Differential Diagnosis

Constipation can be caused by anatomic anomalies such as anal atresia and presacral tumors, metabolic diseases such as hypothyroidism, cystic fibrosis, lead intoxication, or neurologic illnesses such as meningomyelocele and Hirsprung disease. Constipation can also be caused by toxins such as botulinum toxin (found in honey) and drugs such as opiates. Irritable bowel syndrome is also a factor in older children.

Red Flags Concerning for an Organic Disorder

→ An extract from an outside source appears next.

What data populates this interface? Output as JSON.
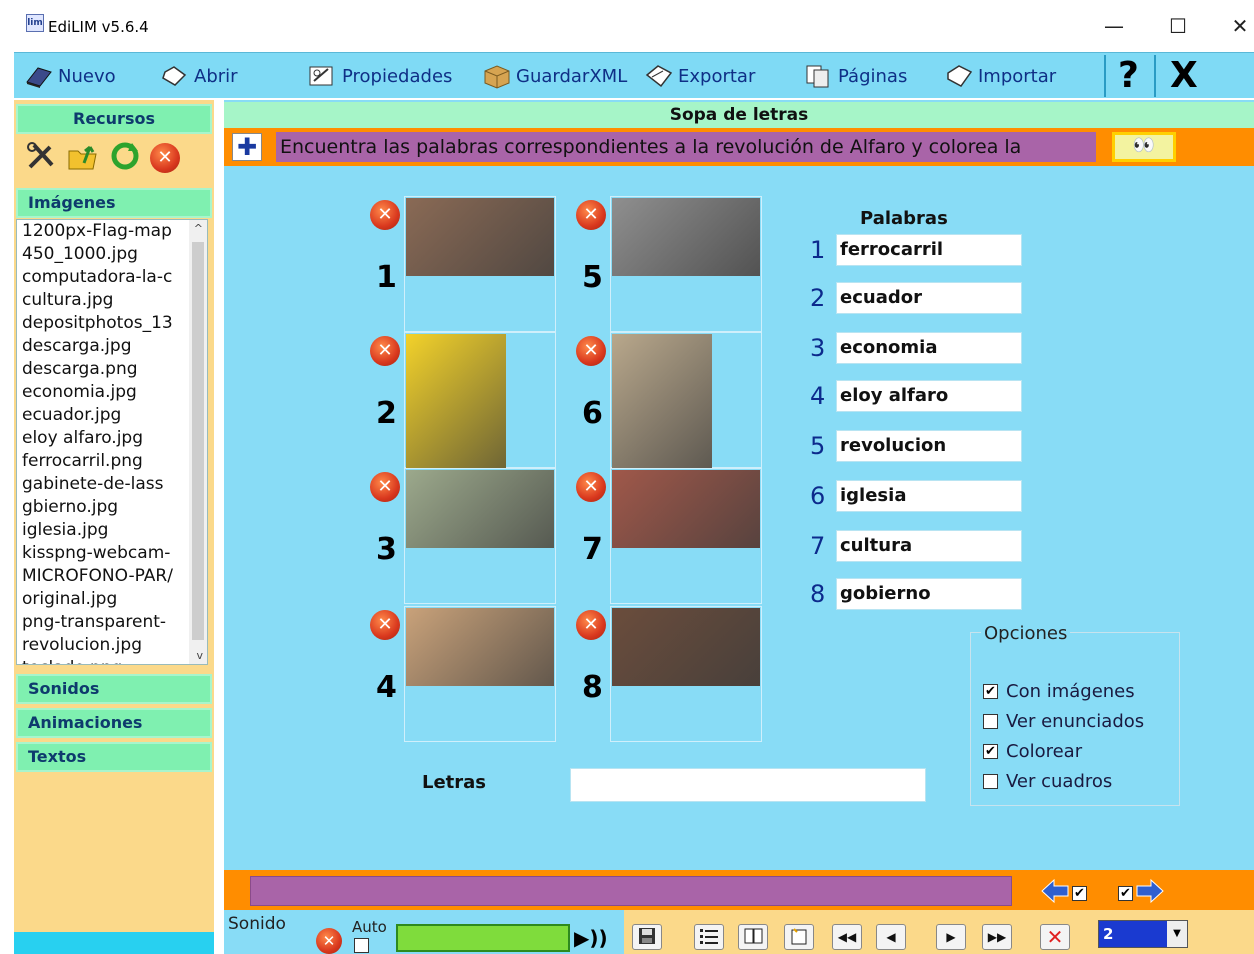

  • Fever, stomach distention, weight loss or poor weight growth, reduced appetite, and bloody diarrhea are examples of systemic symptoms.
  • Onset before one month of age
  • Delayed passage of meconium
  • Failure to thrive
  • Intermittent diarrhea and explosive stools
  • Abnormal neurological examination such as low tone, loss of cremasteric reflex, and decreased lower extremity reflexes.
  • No response to treatment

Most of these illnesses may be ruled out with a comprehensive history and physical exam. A history of lower extremities weakness or incontinence raises the possibility of a neurologic etiology. Children under the age of one year who are not growing normally or who do not respond to treatment may require extra testing. The abdominal exam and lower extremity neurologic test should get specific focus throughout the physical exam.

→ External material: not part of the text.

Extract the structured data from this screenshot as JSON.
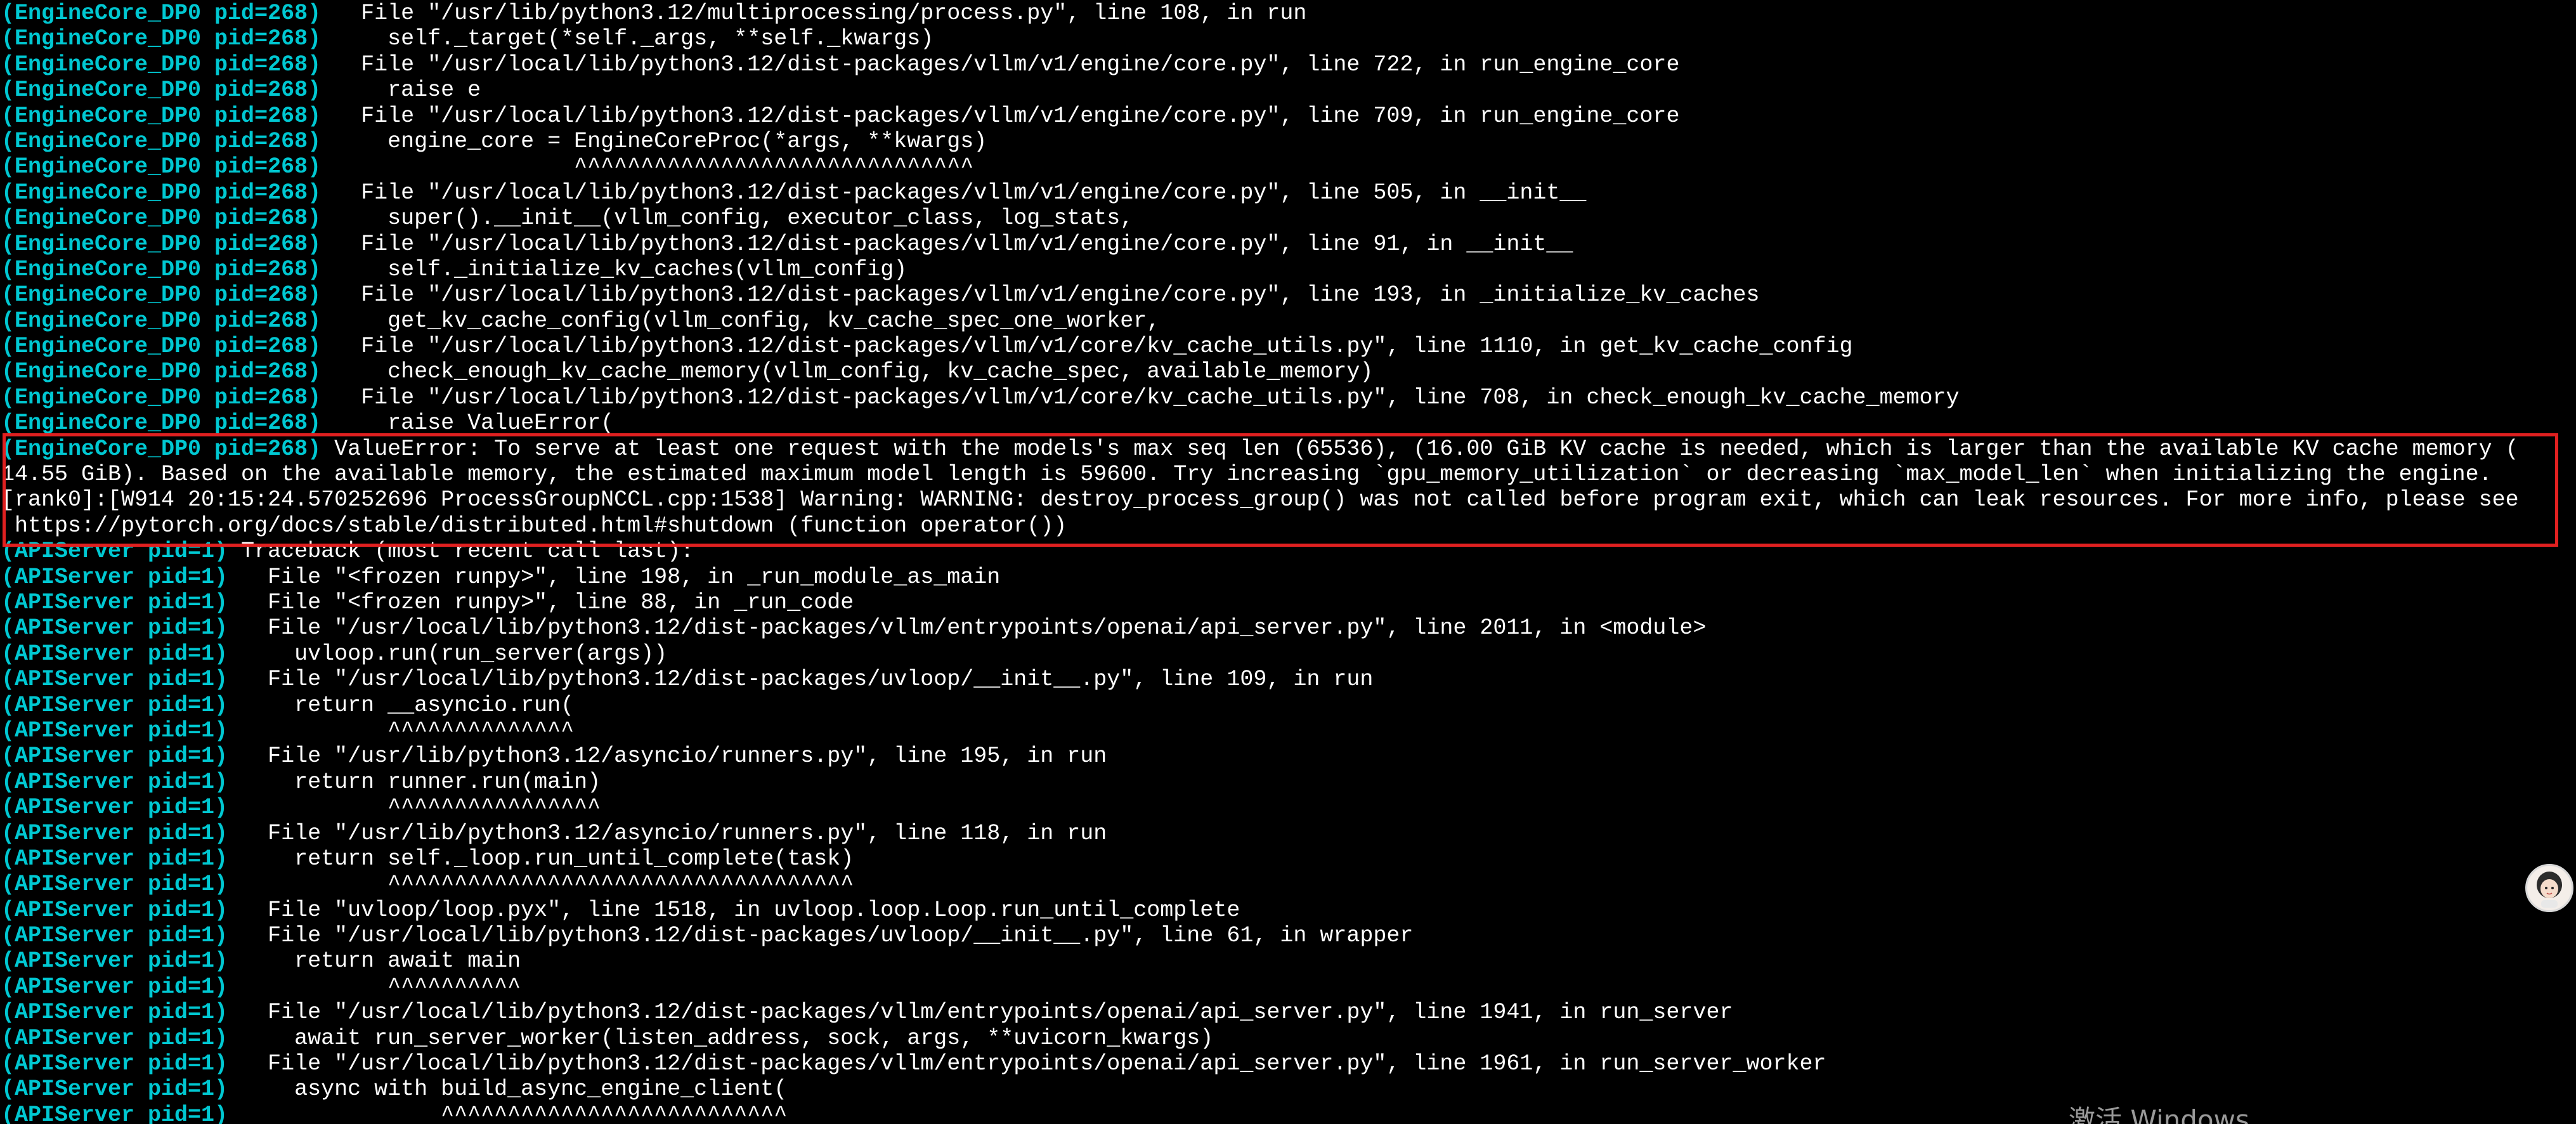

A spinal exam should search for symptoms of neural tube abnormalities such as hemangiomas and big dimples with midline hair tufts. The anus should be examined to confirm that its look and placement are normal. A rectal exam can be painful, but it can detect rectal tone, hard stool in the vault, and a huge presacral lump. Growth curves should be examined for symptoms of growth failure or alterations in the curve.



prognosis for constipation in children

Following initial therapeutic success, a large number of relapses have been documented. Relapses have been observed to be more prevalent in boys than in girls. However, the prognosis for constipation in children under the age of five is favorable, with constipation resolved in 88 % of children in this age range when observed for eighteen months.

Non-responders came from households with a higher level of psychosocial issues, and medication adherence was questioned. In general, half of children with chronic constipation will be treated after a year, and 65-70 percent will be cured after two years, with substantially greater rates in motivated, devoted families. According to two studies, 34-37 percent of people are still constipated three to twelve years after starting therapy.



Constipation is still a common condition that has a negative influence on children's quality of life and creates a strain on primary and secondary care. More patient and parental education and support, as well as improved toileting habits, increased fiber, and optimized laxatives, have the potential to provide a considerable benefit to children and revolutionize what may otherwise be a difficult and stressful disease.